Recently unveiled statistics indicate India’s export activity grew by 10.1% in January, triple the percentage rate of just two months ago. While a marked improvement, the exporting activity still remains well below the pacing found during the middle and late portions of the year, typically. And, despites its status as one of the top four emerging economic powerhouses, it still runs on near $15 billion trade deficit. Some would categorize India as a land of contradiction despite signs of massive potential. But the European Union debt crisis and, to a lesser extent, U.S. consumer tentativeness have left gaps in demand for Indian-based outfits.
But the big headline coming out of India from a trade perspective this week is the nation’s ban of cotton and like fiber exports. Textile manufacturers based in India have been begging for assistance as the commodities market activity has caused pricing problems for its domestic business. Part of that is the massive consumption of cotton from buyers based in China.
India’s last ban on cotton exports in April 2010 caused a pricing surge and, while it’s too early to safely predict the mid-term and long-term impacts of the ban, plenty of that trademark volatility in the commodity’s trading activity was on full display in the hours after the announcement.
(Note: India will be front-and-center at two FCIB educational opportunities this spring.
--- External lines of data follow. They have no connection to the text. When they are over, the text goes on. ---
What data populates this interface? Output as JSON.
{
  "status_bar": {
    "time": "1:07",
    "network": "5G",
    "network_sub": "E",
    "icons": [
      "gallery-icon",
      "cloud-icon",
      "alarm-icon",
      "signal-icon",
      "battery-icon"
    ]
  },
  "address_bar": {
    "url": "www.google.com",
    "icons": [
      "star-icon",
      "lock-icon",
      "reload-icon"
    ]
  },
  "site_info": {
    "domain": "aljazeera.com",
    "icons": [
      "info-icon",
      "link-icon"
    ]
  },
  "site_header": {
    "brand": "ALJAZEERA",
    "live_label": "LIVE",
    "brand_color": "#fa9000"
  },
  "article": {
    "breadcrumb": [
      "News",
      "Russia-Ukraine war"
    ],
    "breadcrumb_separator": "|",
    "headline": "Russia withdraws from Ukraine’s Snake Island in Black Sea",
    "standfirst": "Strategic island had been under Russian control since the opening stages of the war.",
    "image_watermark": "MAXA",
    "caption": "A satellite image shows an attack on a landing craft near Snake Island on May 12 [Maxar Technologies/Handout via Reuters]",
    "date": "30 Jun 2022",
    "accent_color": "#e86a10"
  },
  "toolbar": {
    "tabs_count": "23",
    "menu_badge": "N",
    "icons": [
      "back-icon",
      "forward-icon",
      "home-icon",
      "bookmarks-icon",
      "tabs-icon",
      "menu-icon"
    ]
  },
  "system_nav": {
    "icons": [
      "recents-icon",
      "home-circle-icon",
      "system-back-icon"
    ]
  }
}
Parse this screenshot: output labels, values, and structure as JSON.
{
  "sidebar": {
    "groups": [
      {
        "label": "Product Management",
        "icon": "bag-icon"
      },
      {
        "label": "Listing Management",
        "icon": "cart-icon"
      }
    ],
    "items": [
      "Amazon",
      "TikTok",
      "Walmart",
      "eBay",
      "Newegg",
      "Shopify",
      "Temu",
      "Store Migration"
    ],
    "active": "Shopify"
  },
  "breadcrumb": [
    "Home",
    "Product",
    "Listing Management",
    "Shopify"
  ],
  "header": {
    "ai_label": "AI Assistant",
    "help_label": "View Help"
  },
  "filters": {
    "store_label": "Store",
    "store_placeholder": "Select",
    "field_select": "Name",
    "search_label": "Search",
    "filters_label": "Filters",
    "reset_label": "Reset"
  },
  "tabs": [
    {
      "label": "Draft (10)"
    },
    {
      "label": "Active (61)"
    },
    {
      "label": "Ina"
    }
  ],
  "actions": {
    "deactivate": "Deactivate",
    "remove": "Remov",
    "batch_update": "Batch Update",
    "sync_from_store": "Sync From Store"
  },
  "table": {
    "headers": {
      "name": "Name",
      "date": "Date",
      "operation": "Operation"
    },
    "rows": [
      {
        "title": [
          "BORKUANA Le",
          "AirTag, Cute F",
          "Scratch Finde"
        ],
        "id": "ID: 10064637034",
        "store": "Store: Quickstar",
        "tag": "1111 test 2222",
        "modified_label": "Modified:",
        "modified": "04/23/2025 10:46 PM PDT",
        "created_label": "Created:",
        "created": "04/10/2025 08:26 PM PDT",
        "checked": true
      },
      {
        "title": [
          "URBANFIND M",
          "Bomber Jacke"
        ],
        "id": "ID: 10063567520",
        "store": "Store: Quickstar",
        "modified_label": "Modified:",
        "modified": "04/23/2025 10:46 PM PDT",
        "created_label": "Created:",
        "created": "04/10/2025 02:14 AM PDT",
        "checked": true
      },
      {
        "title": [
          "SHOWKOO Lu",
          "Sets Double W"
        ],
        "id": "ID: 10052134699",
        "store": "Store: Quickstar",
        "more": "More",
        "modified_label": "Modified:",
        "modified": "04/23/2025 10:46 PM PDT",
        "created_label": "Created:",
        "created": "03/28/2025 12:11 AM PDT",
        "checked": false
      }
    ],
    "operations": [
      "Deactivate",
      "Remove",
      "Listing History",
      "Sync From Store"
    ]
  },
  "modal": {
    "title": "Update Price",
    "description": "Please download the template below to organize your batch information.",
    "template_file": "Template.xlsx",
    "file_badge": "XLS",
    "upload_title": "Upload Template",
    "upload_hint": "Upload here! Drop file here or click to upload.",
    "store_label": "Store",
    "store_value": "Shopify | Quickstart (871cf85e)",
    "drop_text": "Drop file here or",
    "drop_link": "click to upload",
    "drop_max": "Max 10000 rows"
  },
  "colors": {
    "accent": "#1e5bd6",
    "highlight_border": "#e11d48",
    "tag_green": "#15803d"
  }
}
It will be featured during the “Doing Business in the BRICs” session of the 2012 International Credit Executives [I.C.E.] Conference in Chicago May 2-4 as well as in the two-day webinar, “Doing Business in India,” starting April 24. For more information or to register, visit www.fcibglobal.com).
Brian Shappell, NACM staff writer